What this task involves – The output should be all lines of the entries below in which the word "integer" occurs.

Items from a dataset –

╔══

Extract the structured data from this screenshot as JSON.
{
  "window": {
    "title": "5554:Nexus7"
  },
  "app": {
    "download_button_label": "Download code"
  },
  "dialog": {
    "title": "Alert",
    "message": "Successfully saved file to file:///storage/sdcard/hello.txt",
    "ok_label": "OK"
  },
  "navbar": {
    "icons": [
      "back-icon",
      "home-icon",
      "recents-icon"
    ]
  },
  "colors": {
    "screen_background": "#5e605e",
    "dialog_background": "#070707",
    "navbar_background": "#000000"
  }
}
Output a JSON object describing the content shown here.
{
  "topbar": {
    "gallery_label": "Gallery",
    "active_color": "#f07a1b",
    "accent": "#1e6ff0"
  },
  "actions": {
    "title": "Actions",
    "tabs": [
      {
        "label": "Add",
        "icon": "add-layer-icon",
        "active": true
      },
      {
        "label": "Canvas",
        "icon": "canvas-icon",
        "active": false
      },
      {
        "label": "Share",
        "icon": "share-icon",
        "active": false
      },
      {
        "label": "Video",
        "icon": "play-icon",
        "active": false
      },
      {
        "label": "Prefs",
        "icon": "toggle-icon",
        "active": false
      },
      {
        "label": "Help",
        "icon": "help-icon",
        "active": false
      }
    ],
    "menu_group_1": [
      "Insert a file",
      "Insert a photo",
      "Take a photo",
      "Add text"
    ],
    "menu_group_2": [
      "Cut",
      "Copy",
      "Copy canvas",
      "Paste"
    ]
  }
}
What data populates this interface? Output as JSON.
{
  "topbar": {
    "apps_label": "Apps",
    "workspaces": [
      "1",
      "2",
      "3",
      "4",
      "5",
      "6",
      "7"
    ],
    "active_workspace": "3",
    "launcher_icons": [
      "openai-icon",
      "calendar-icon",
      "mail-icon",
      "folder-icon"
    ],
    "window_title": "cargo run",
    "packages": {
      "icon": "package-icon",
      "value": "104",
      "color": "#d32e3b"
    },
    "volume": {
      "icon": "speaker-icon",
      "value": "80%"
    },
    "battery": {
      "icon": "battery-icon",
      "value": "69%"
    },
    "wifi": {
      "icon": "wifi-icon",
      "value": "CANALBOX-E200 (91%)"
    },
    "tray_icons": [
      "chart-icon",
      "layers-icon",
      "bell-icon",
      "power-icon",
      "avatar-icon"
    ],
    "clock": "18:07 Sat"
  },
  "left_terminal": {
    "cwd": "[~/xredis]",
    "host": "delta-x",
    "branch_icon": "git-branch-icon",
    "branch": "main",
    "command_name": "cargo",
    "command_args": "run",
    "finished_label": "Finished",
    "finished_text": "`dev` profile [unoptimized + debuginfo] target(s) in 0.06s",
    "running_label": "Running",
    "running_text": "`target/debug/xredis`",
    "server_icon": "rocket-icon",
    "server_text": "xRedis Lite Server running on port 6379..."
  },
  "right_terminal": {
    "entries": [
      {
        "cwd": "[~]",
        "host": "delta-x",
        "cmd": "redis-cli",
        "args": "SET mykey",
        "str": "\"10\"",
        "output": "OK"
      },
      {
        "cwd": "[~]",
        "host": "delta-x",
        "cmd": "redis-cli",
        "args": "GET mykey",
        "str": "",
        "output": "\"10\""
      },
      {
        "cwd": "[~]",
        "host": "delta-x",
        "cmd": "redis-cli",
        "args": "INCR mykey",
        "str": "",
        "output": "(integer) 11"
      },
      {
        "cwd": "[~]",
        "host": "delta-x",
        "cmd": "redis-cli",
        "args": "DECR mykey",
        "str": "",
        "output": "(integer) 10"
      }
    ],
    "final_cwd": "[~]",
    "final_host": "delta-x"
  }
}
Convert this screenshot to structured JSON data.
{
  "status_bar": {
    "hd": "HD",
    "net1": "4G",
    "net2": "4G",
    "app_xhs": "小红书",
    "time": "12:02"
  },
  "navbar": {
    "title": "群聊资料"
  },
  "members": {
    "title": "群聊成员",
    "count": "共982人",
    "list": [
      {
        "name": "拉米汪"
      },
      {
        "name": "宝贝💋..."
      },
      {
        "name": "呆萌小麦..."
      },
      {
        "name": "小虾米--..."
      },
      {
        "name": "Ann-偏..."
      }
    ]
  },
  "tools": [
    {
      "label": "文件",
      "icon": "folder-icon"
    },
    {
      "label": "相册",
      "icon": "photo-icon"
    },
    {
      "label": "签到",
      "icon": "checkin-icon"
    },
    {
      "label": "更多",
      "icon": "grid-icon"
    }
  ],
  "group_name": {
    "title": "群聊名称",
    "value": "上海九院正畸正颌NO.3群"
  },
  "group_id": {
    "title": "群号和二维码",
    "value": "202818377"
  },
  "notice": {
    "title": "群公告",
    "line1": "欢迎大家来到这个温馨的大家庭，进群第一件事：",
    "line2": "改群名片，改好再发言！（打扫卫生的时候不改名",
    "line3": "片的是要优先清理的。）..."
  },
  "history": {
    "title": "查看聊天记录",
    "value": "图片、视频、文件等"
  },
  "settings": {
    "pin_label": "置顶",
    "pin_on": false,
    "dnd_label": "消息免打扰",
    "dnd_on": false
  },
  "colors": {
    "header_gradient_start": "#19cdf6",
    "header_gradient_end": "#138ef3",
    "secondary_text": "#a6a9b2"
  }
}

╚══

Task response –
        "output": "(integer) 11"
        "output": "(integer) 10"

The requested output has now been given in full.